Monday, September 7, 2009

#21 The Sixties

The most interesting and momentous decade of the twentieth century, at least with respect to culture, was the Sixties. Prior to the Sixties society by organization and ethos was very simple: you were either normal or you were a weirdo. If you tried to be something in between, like James Dean, Marilyn Monroe, Elvis or Martin Luther King did, you were labeled a “renegade”, and that meant two things. First it meant you were cool. Second, it meant you must die. It was a classic glass half-empty/ half-full situation.

Then came the Sixties and the rise of a secondary societal consciousness whereby all these young people protested that they wanted to be cool but, at the same time, not die. In retrospect this seems not an unreasonable position but the establishment of the time got REALLY PISSED and proceeded to ship them off to Vietnam or sniper their whiny a**es on college campuses.

Of course that strategy never really panned out. In the end the establishment waffled on shooting ALL of the young people and thus a long repressed alternative to the normal/weird dichotomy came out to mainstream society. We came to call it counterculture and its members we called Hippies and they were Cheech Marin, BIlly Jack, Jesus Christ Superstar and whole litany of others who moved to San Francisco, changed America forever and, all the while, got a ton of play.

Forty-five years later the ideological value of the Hippie movement has more or less been appropriated whole-sale into everyday politics, law, and social mores. The rejection of racism, open misogyny, corporate greed, and war-mongering is pretty standard, uncontroversial thinking everywhere outside rural Arkansas and the Palin household. Accordingly, being a Hippie in 2009 does not stand for much beyond a generalized lifestyle sensibility. It just sort of means you don’t own a TV or take showers.

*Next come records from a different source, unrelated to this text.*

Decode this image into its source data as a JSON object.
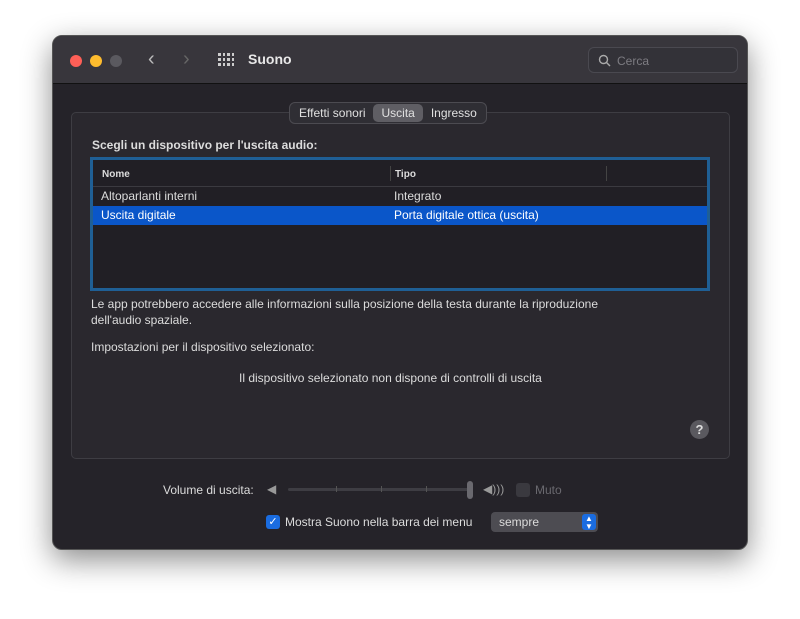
{
  "window": {
    "title": "Suono",
    "search_placeholder": "Cerca"
  },
  "tabs": [
    {
      "label": "Effetti sonori",
      "selected": false
    },
    {
      "label": "Uscita",
      "selected": true
    },
    {
      "label": "Ingresso",
      "selected": false
    }
  ],
  "output": {
    "heading": "Scegli un dispositivo per l'uscita audio:",
    "columns": [
      "Nome",
      "Tipo"
    ],
    "rows": [
      {
        "name": "Altoparlanti interni",
        "type": "Integrato",
        "selected": false
      },
      {
        "name": "Uscita digitale",
        "type": "Porta digitale ottica (uscita)",
        "selected": true
      }
    ],
    "spatial_note_1": "Le app potrebbero accedere alle informazioni sulla posizione della testa durante la riproduzione",
    "spatial_note_2": "dell'audio spaziale.",
    "settings_label": "Impostazioni per il dispositivo selezionato:",
    "no_controls": "Il dispositivo selezionato non dispone di controlli di uscita",
    "help": "?"
  },
  "footer": {
    "volume_label": "Volume di uscita:",
    "volume_value": 1.0,
    "mute_label": "Muto",
    "mute_checked": false,
    "show_in_menu_label": "Mostra Suono nella barra dei menu",
    "show_in_menu_checked": true,
    "show_option": "sempre"
  },
  "colors": {
    "accent": "#0a56c9",
    "table_border": "#1f5f95"
  }
}
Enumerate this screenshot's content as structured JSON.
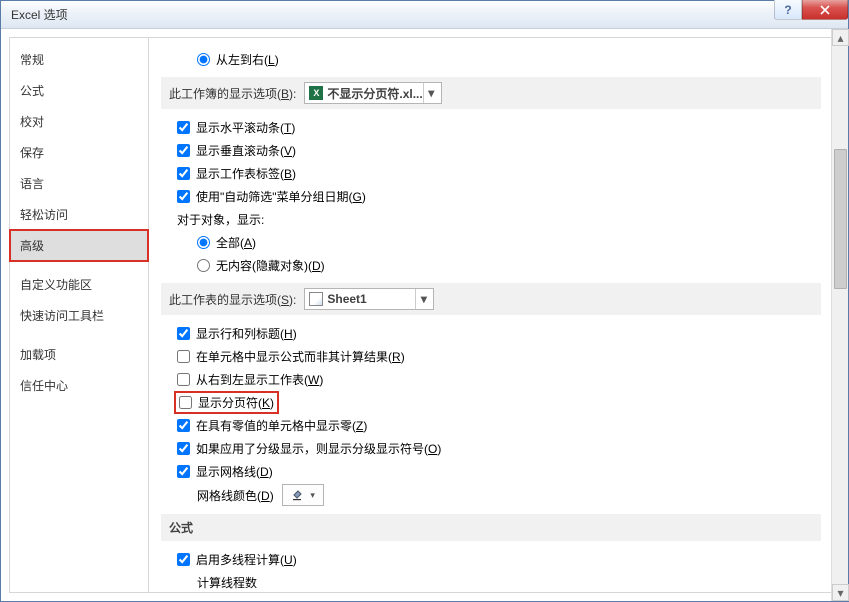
{
  "window": {
    "title": "Excel 选项"
  },
  "sidebar": {
    "items": [
      {
        "label": "常规"
      },
      {
        "label": "公式"
      },
      {
        "label": "校对"
      },
      {
        "label": "保存"
      },
      {
        "label": "语言"
      },
      {
        "label": "轻松访问"
      },
      {
        "label": "高级",
        "selected": true,
        "highlight": true
      },
      {
        "label": "自定义功能区"
      },
      {
        "label": "快速访问工具栏"
      },
      {
        "label": "加载项"
      },
      {
        "label": "信任中心"
      }
    ]
  },
  "content": {
    "topRadio": {
      "label": "从左到右",
      "hot": "L"
    },
    "groupWorkbook": {
      "label": "此工作簿的显示选项",
      "hot": "B",
      "comboText": "不显示分页符.xl..."
    },
    "wb": {
      "hscroll": {
        "label": "显示水平滚动条",
        "hot": "T",
        "checked": true
      },
      "vscroll": {
        "label": "显示垂直滚动条",
        "hot": "V",
        "checked": true
      },
      "tabs": {
        "label": "显示工作表标签",
        "hot": "B",
        "checked": true
      },
      "autofilt": {
        "label": "使用\"自动筛选\"菜单分组日期",
        "hot": "G",
        "checked": true
      },
      "objlabel": "对于对象，显示:",
      "radioAll": {
        "label": "全部",
        "hot": "A",
        "checked": true
      },
      "radioNone": {
        "label": "无内容(隐藏对象)",
        "hot": "D",
        "checked": false
      }
    },
    "groupSheet": {
      "label": "此工作表的显示选项",
      "hot": "S",
      "comboText": "Sheet1"
    },
    "sheet": {
      "rowcol": {
        "label": "显示行和列标题",
        "hot": "H",
        "checked": true
      },
      "formulas": {
        "label": "在单元格中显示公式而非其计算结果",
        "hot": "R",
        "checked": false
      },
      "rtl": {
        "label": "从右到左显示工作表",
        "hot": "W",
        "checked": false
      },
      "pagebreak": {
        "label": "显示分页符",
        "hot": "K",
        "checked": false,
        "highlight": true
      },
      "zeros": {
        "label": "在具有零值的单元格中显示零",
        "hot": "Z",
        "checked": true
      },
      "outline": {
        "label": "如果应用了分级显示，则显示分级显示符号",
        "hot": "O",
        "checked": true
      },
      "gridlines": {
        "label": "显示网格线",
        "hot": "D",
        "checked": true
      },
      "gridcolor": {
        "label": "网格线颜色",
        "hot": "D"
      }
    },
    "groupFormula": "公式",
    "formula": {
      "multi": {
        "label": "启用多线程计算",
        "hot": "U",
        "checked": true
      },
      "threads": "计算线程数"
    }
  }
}
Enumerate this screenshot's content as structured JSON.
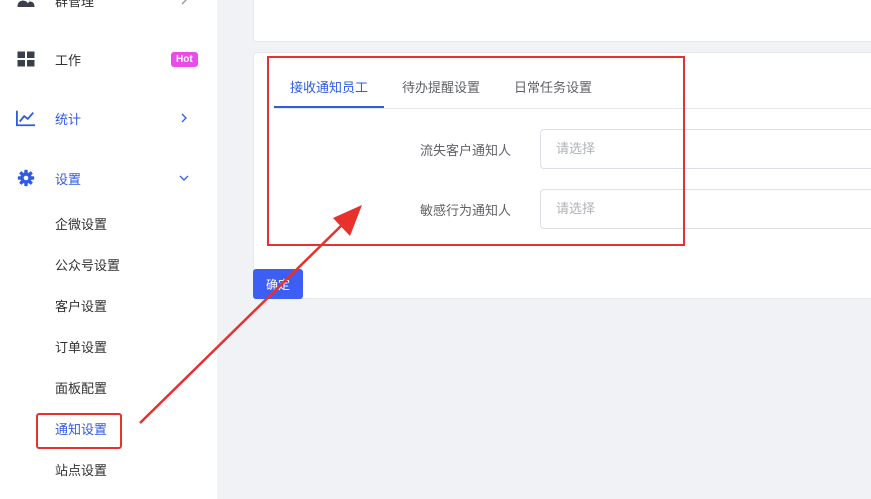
{
  "sidebar": {
    "items": [
      {
        "label": "群管理",
        "icon": "users-icon",
        "arrow": "chevron-right-icon"
      },
      {
        "label": "工作",
        "icon": "grid-icon",
        "badge": "Hot"
      },
      {
        "label": "统计",
        "icon": "trend-chart-icon",
        "arrow": "chevron-right-icon"
      },
      {
        "label": "设置",
        "icon": "gear-icon",
        "arrow": "chevron-down-icon"
      }
    ],
    "sub_items": [
      {
        "label": "企微设置"
      },
      {
        "label": "公众号设置"
      },
      {
        "label": "客户设置"
      },
      {
        "label": "订单设置"
      },
      {
        "label": "面板配置"
      },
      {
        "label": "通知设置"
      },
      {
        "label": "站点设置"
      }
    ]
  },
  "tabs": [
    {
      "label": "接收通知员工",
      "active": true
    },
    {
      "label": "待办提醒设置",
      "active": false
    },
    {
      "label": "日常任务设置",
      "active": false
    }
  ],
  "form": {
    "fields": [
      {
        "label": "流失客户通知人",
        "placeholder": "请选择",
        "value": ""
      },
      {
        "label": "敏感行为通知人",
        "placeholder": "请选择",
        "value": ""
      }
    ]
  },
  "confirm_label": "确定",
  "colors": {
    "accent": "#2f5be5",
    "button": "#3d5ef2",
    "hot_badge": "#e84de8",
    "annotation": "#e8302c"
  }
}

Now here’s the thing: modernly, girls do not want to be in smelling distance of such guys, or for that matter, jam bands, the Haight and any other Sixties’ holdouts. Some guys get flummoxed here because the original Hippies, in rejoicing free love, nudity, and anti-materialism, scored one long, muddy, unprotected sex romp. This scenario, where you get to chase every skirt you see, go commando, and never pay for handbags, diamonds or deodorant, is so appealing to the male mind that some of us have overlooked the fact that time has passed it by. The progression was this: Hippies were like, “Yeah, free love man, stop getting all hung up on artificial, culturally contingent and totally oppressive conventions of hygiene and sexuality, man,” and the Man was like, “Hey stop that, that’s disgusting,” and Hippies were like, “Try and stop us” and then Nature was like, “AIDS.”

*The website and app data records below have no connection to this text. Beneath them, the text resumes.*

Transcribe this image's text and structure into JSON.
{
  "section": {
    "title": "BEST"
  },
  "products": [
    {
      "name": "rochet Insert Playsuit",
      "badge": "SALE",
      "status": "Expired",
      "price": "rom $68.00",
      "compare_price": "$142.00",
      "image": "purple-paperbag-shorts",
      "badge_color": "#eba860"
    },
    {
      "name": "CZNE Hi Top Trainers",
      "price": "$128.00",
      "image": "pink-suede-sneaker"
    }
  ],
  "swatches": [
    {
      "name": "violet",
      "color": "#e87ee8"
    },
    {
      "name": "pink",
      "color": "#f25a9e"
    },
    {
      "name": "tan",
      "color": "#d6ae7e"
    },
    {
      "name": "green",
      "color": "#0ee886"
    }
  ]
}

Now it’s true that participation in a group or movement that stands for a political philosophy (Go Obama!) still might win you female attention but old-school Hippie philosophies (environmentalism, gender equality, chocolate cherry ice cream) have gone mainstream, lost their verve, and dissipated into ordinariness. And without the eccentric philosophy the Hippie isn’t a renegade. He doesn’t have anything compelling to express. He’s just an anachronism with toe-nail fungus and bad B.O. He’s got (the sausage fest(ival) that is) Burning Man, pre-dawn Tai Chi and a bong shop down from Amoeba Records but he doesn’t have a prayer of getting laid, which is bad for him but worse for us, since we contract his girl-repelling Hippy funk by the property of propinquity. We’re complicit by geographical association. It’s like living with your dad - he's cool, you love him, but he's killing you.